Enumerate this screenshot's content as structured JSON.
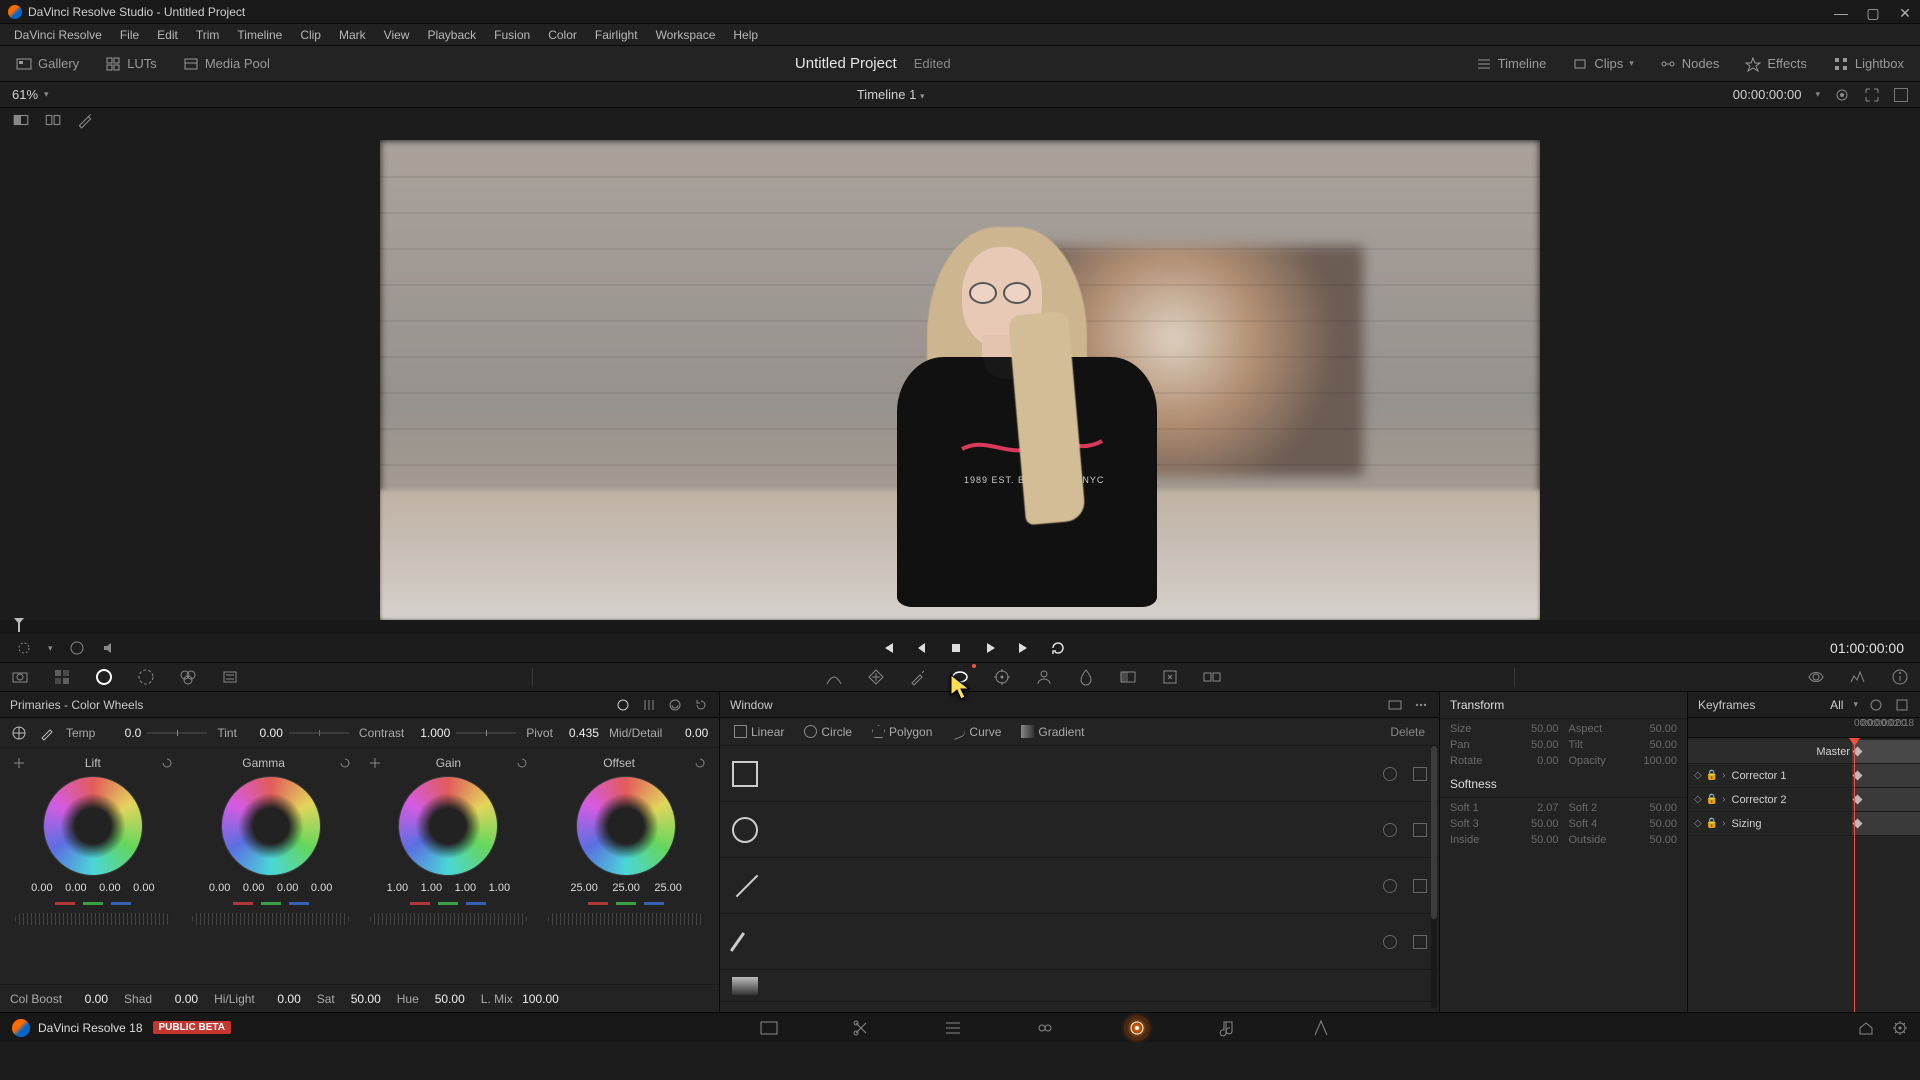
{
  "app": {
    "title": "DaVinci Resolve Studio - Untitled Project",
    "version_label": "DaVinci Resolve 18",
    "beta_badge": "PUBLIC BETA"
  },
  "menus": [
    "DaVinci Resolve",
    "File",
    "Edit",
    "Trim",
    "Timeline",
    "Clip",
    "Mark",
    "View",
    "Playback",
    "Fusion",
    "Color",
    "Fairlight",
    "Workspace",
    "Help"
  ],
  "toolbar": {
    "left": [
      {
        "icon": "gallery-icon",
        "label": "Gallery"
      },
      {
        "icon": "luts-icon",
        "label": "LUTs"
      },
      {
        "icon": "mediapool-icon",
        "label": "Media Pool"
      }
    ],
    "project_title": "Untitled Project",
    "project_status": "Edited",
    "right": [
      {
        "icon": "timeline-icon",
        "label": "Timeline"
      },
      {
        "icon": "clips-icon",
        "label": "Clips"
      },
      {
        "icon": "nodes-icon",
        "label": "Nodes"
      },
      {
        "icon": "effects-icon",
        "label": "Effects"
      },
      {
        "icon": "lightbox-icon",
        "label": "Lightbox"
      }
    ]
  },
  "viewer": {
    "zoom": "61%",
    "timeline_name": "Timeline 1",
    "source_tc": "00:00:00:00",
    "record_tc": "01:00:00:00",
    "shirt_text": "1989 EST. BROOKLYN, NYC"
  },
  "primaries": {
    "title": "Primaries - Color Wheels",
    "params": {
      "temp": {
        "label": "Temp",
        "value": "0.0"
      },
      "tint": {
        "label": "Tint",
        "value": "0.00"
      },
      "contrast": {
        "label": "Contrast",
        "value": "1.000"
      },
      "pivot": {
        "label": "Pivot",
        "value": "0.435"
      },
      "middetail": {
        "label": "Mid/Detail",
        "value": "0.00"
      }
    },
    "wheels": {
      "lift": {
        "name": "Lift",
        "vals": [
          "0.00",
          "0.00",
          "0.00",
          "0.00"
        ]
      },
      "gamma": {
        "name": "Gamma",
        "vals": [
          "0.00",
          "0.00",
          "0.00",
          "0.00"
        ]
      },
      "gain": {
        "name": "Gain",
        "vals": [
          "1.00",
          "1.00",
          "1.00",
          "1.00"
        ]
      },
      "offset": {
        "name": "Offset",
        "vals": [
          "25.00",
          "25.00",
          "25.00"
        ]
      }
    },
    "bottom": {
      "colboost": {
        "label": "Col Boost",
        "value": "0.00"
      },
      "shad": {
        "label": "Shad",
        "value": "0.00"
      },
      "hilight": {
        "label": "Hi/Light",
        "value": "0.00"
      },
      "sat": {
        "label": "Sat",
        "value": "50.00"
      },
      "hue": {
        "label": "Hue",
        "value": "50.00"
      },
      "lmix": {
        "label": "L. Mix",
        "value": "100.00"
      }
    }
  },
  "windowp": {
    "title": "Window",
    "shapes": {
      "linear": "Linear",
      "circle": "Circle",
      "polygon": "Polygon",
      "curve": "Curve",
      "gradient": "Gradient",
      "delete": "Delete"
    }
  },
  "transform": {
    "title": "Transform",
    "fields": {
      "size": {
        "label": "Size",
        "value": "50.00"
      },
      "aspect": {
        "label": "Aspect",
        "value": "50.00"
      },
      "pan": {
        "label": "Pan",
        "value": "50.00"
      },
      "tilt": {
        "label": "Tilt",
        "value": "50.00"
      },
      "rotate": {
        "label": "Rotate",
        "value": "0.00"
      },
      "opacity": {
        "label": "Opacity",
        "value": "100.00"
      }
    },
    "softness_title": "Softness",
    "softness": {
      "soft1": {
        "label": "Soft 1",
        "value": "2.07"
      },
      "soft2": {
        "label": "Soft 2",
        "value": "50.00"
      },
      "soft3": {
        "label": "Soft 3",
        "value": "50.00"
      },
      "soft4": {
        "label": "Soft 4",
        "value": "50.00"
      },
      "inside": {
        "label": "Inside",
        "value": "50.00"
      },
      "outside": {
        "label": "Outside",
        "value": "50.00"
      }
    }
  },
  "keyframes": {
    "title": "Keyframes",
    "all_label": "All",
    "ruler_start": "00:00:00:00",
    "ruler_end": "00:00:02:18",
    "tracks": {
      "master": "Master",
      "c1": "Corrector 1",
      "c2": "Corrector 2",
      "sizing": "Sizing"
    }
  }
}
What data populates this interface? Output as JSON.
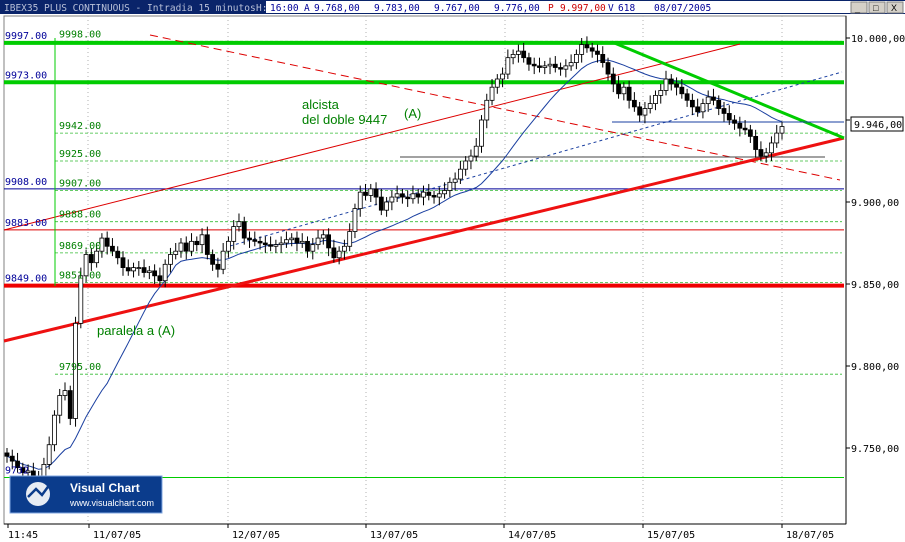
{
  "header": {
    "symbol": "IBEX35 PLUS CONTINUOUS - Intradia 15 minutos",
    "h_key": "H:",
    "time": "16:00",
    "a_key": "A",
    "open": "9.768,00",
    "high": "9.783,00",
    "low": "9.767,00",
    "close": "9.776,00",
    "p_key": "P",
    "p_value": "9.997,00",
    "v_key": "V",
    "volume": "618",
    "date": "08/07/2005"
  },
  "window_buttons": [
    "_",
    "□",
    "X"
  ],
  "logo": {
    "title": "Visual Chart",
    "url": "www.visualchart.com"
  },
  "colors": {
    "green": "#00cc00",
    "red": "#dd0000",
    "blue": "#000099",
    "navy_ma": "#1a3fa0",
    "text_green": "#008000"
  },
  "chart_data": {
    "type": "candlestick",
    "ylim": [
      9700,
      10050
    ],
    "y_ticks": [
      {
        "v": 10000,
        "label": "10.000,00"
      },
      {
        "v": 9950,
        "label": "9.950,00"
      },
      {
        "v": 9900,
        "label": "9.900,00"
      },
      {
        "v": 9850,
        "label": "9.850,00"
      },
      {
        "v": 9800,
        "label": "9.800,00"
      },
      {
        "v": 9750,
        "label": "9.750,00"
      }
    ],
    "last_price": "9.946,00",
    "x_ticks": [
      "11:45",
      "11/07/05",
      "12/07/05",
      "13/07/05",
      "14/07/05",
      "15/07/05",
      "18/07/05"
    ],
    "levels": [
      {
        "v": 9997,
        "label": "9997.00",
        "color": "#00cc00",
        "style": "thick"
      },
      {
        "v": 9973,
        "label": "9973.00",
        "color": "#00cc00",
        "style": "thick"
      },
      {
        "v": 9908,
        "label": "9908.00",
        "color": "#000099",
        "style": "thin"
      },
      {
        "v": 9883,
        "label": "9883.00",
        "color": "#dd0000",
        "style": "thin"
      },
      {
        "v": 9849,
        "label": "9849.00",
        "color": "#ee0000",
        "style": "thick"
      },
      {
        "v": 9732,
        "label": "9732",
        "color": "#00cc00",
        "style": "thin"
      }
    ],
    "retracements": [
      {
        "v": 9998,
        "label": "9998.00"
      },
      {
        "v": 9942,
        "label": "9942.00"
      },
      {
        "v": 9925,
        "label": "9925.00"
      },
      {
        "v": 9907,
        "label": "9907.00"
      },
      {
        "v": 9888,
        "label": "9888.00"
      },
      {
        "v": 9869,
        "label": "9869.00"
      },
      {
        "v": 9851,
        "label": "9851.00"
      },
      {
        "v": 9795,
        "label": "9795.00"
      }
    ],
    "annotations": [
      "alcista",
      "del doble 9447",
      "(A)",
      "paralela a (A)"
    ],
    "series": {
      "close": [
        9745,
        9742,
        9738,
        9735,
        9736,
        9733,
        9730,
        9740,
        9752,
        9770,
        9782,
        9785,
        9768,
        9826,
        9855,
        9868,
        9863,
        9870,
        9878,
        9873,
        9870,
        9866,
        9860,
        9858,
        9860,
        9860,
        9857,
        9858,
        9855,
        9852,
        9862,
        9868,
        9870,
        9875,
        9870,
        9876,
        9874,
        9880,
        9868,
        9862,
        9859,
        9870,
        9876,
        9885,
        9888,
        9878,
        9877,
        9876,
        9875,
        9874,
        9873,
        9874,
        9875,
        9877,
        9878,
        9875,
        9876,
        9870,
        9874,
        9878,
        9880,
        9872,
        9866,
        9870,
        9873,
        9882,
        9896,
        9906,
        9904,
        9908,
        9903,
        9895,
        9900,
        9903,
        9905,
        9903,
        9902,
        9905,
        9903,
        9906,
        9904,
        9903,
        9905,
        9907,
        9912,
        9914,
        9920,
        9925,
        9928,
        9934,
        9950,
        9962,
        9970,
        9975,
        9978,
        9988,
        9990,
        9992,
        9988,
        9984,
        9983,
        9982,
        9983,
        9984,
        9982,
        9981,
        9983,
        9985,
        9990,
        9996,
        9994,
        9992,
        9990,
        9985,
        9978,
        9972,
        9966,
        9970,
        9962,
        9958,
        9953,
        9957,
        9960,
        9965,
        9968,
        9975,
        9972,
        9970,
        9966,
        9962,
        9958,
        9955,
        9960,
        9964,
        9962,
        9957,
        9954,
        9950,
        9948,
        9945,
        9944,
        9940,
        9932,
        9928,
        9930,
        9936,
        9942,
        9946
      ]
    }
  }
}
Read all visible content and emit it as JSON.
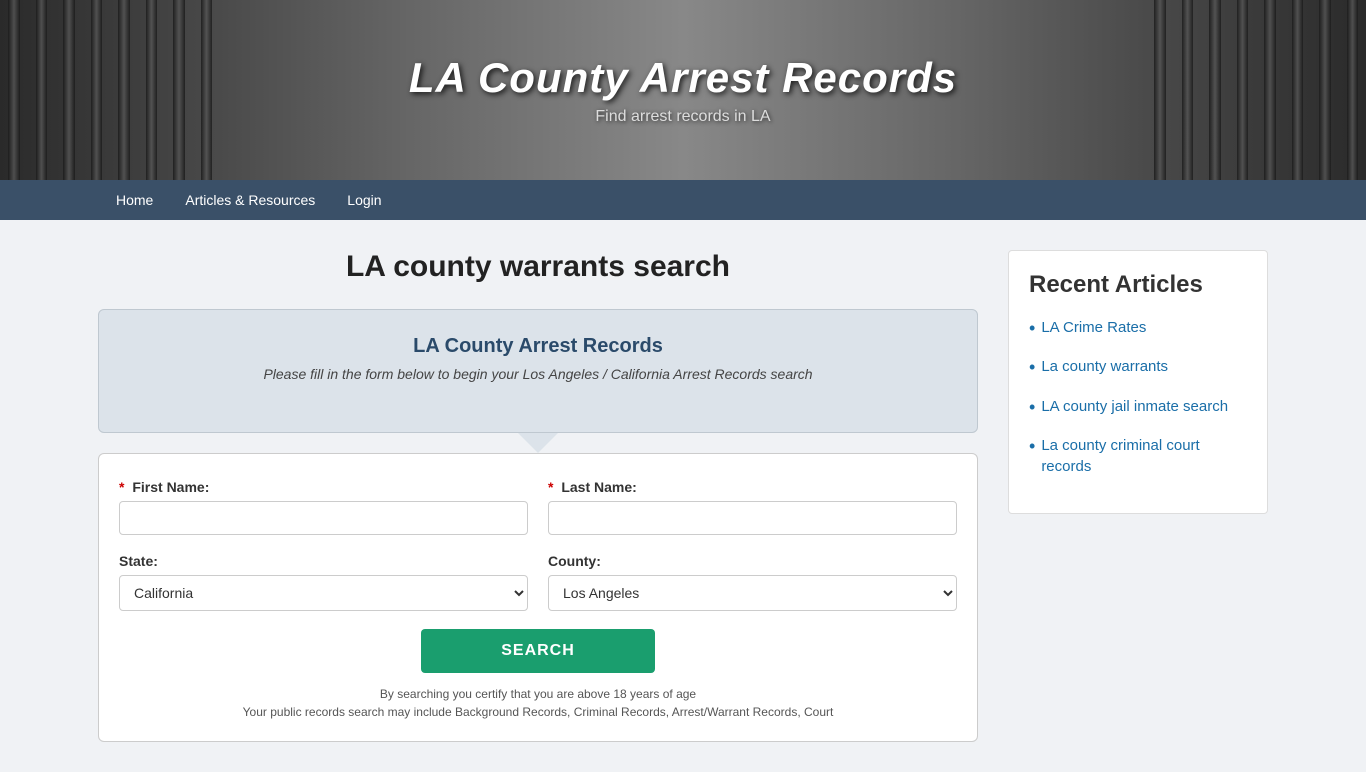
{
  "header": {
    "title": "LA County Arrest Records",
    "subtitle": "Find arrest records in LA"
  },
  "nav": {
    "items": [
      {
        "label": "Home",
        "href": "#"
      },
      {
        "label": "Articles & Resources",
        "href": "#"
      },
      {
        "label": "Login",
        "href": "#"
      }
    ]
  },
  "main": {
    "page_title": "LA county warrants search",
    "form_card": {
      "title": "LA County Arrest Records",
      "subtitle": "Please fill in the form below to begin your Los Angeles / California Arrest Records search"
    },
    "form": {
      "first_name_label": "First Name:",
      "last_name_label": "Last Name:",
      "state_label": "State:",
      "county_label": "County:",
      "state_default": "California",
      "county_default": "Los Angeles",
      "search_button": "SEARCH",
      "note_line1": "By searching you certify that you are above 18 years of age",
      "note_line2": "Your public records search may include Background Records, Criminal Records, Arrest/Warrant Records, Court"
    }
  },
  "sidebar": {
    "title": "Recent Articles",
    "articles": [
      {
        "label": "LA Crime Rates",
        "href": "#"
      },
      {
        "label": "La county warrants",
        "href": "#"
      },
      {
        "label": "LA county jail inmate search",
        "href": "#"
      },
      {
        "label": "La county criminal court records",
        "href": "#"
      }
    ]
  }
}
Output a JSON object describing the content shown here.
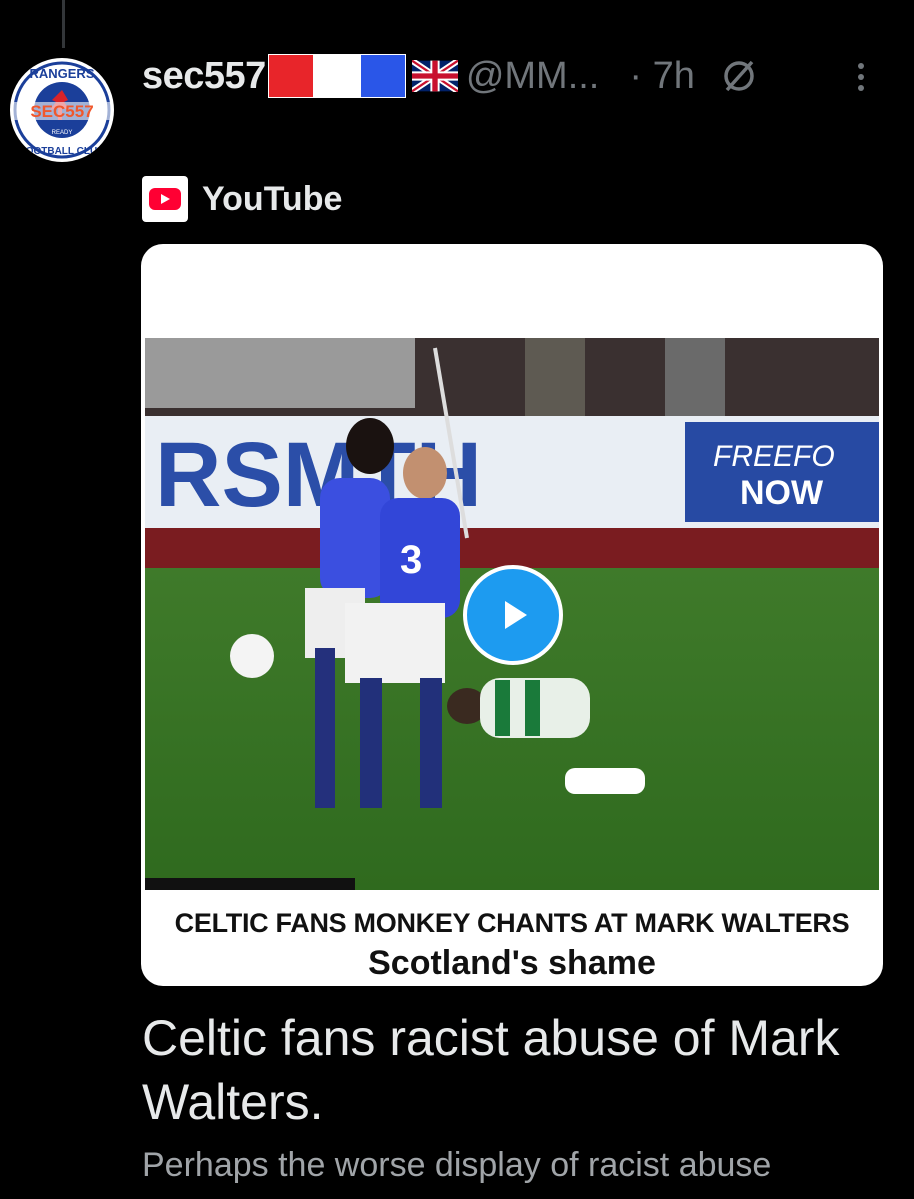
{
  "post": {
    "avatar_text_top": "RANGERS",
    "avatar_text_mid": "SEC557",
    "avatar_text_small": "READY",
    "avatar_text_bottom": "FOOTBALL CLUB",
    "display_name": "sec557",
    "handle": "@MM...",
    "time": "· 7h",
    "flag_colors": [
      "#e8252a",
      "#ffffff",
      "#2a56e8"
    ]
  },
  "link": {
    "source_label": "YouTube",
    "video": {
      "ad_text_left": "RSMTH",
      "ad_text_right_1": "FREEFO",
      "ad_text_right_2": "NOW",
      "player_number": "3",
      "caption_line1": "CELTIC FANS MONKEY CHANTS AT MARK WALTERS",
      "caption_line2": "Scotland's shame"
    },
    "title": "Celtic fans racist abuse of Mark Walters.",
    "description": "Perhaps the worse display of racist abuse"
  },
  "icons": [
    "grok-icon",
    "more-icon",
    "youtube-icon",
    "play-icon",
    "uk-flag-icon"
  ],
  "colors": {
    "background": "#000000",
    "accent": "#1d9bf0",
    "muted": "#71767b"
  }
}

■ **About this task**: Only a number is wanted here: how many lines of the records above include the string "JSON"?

■ **Written solution**: 4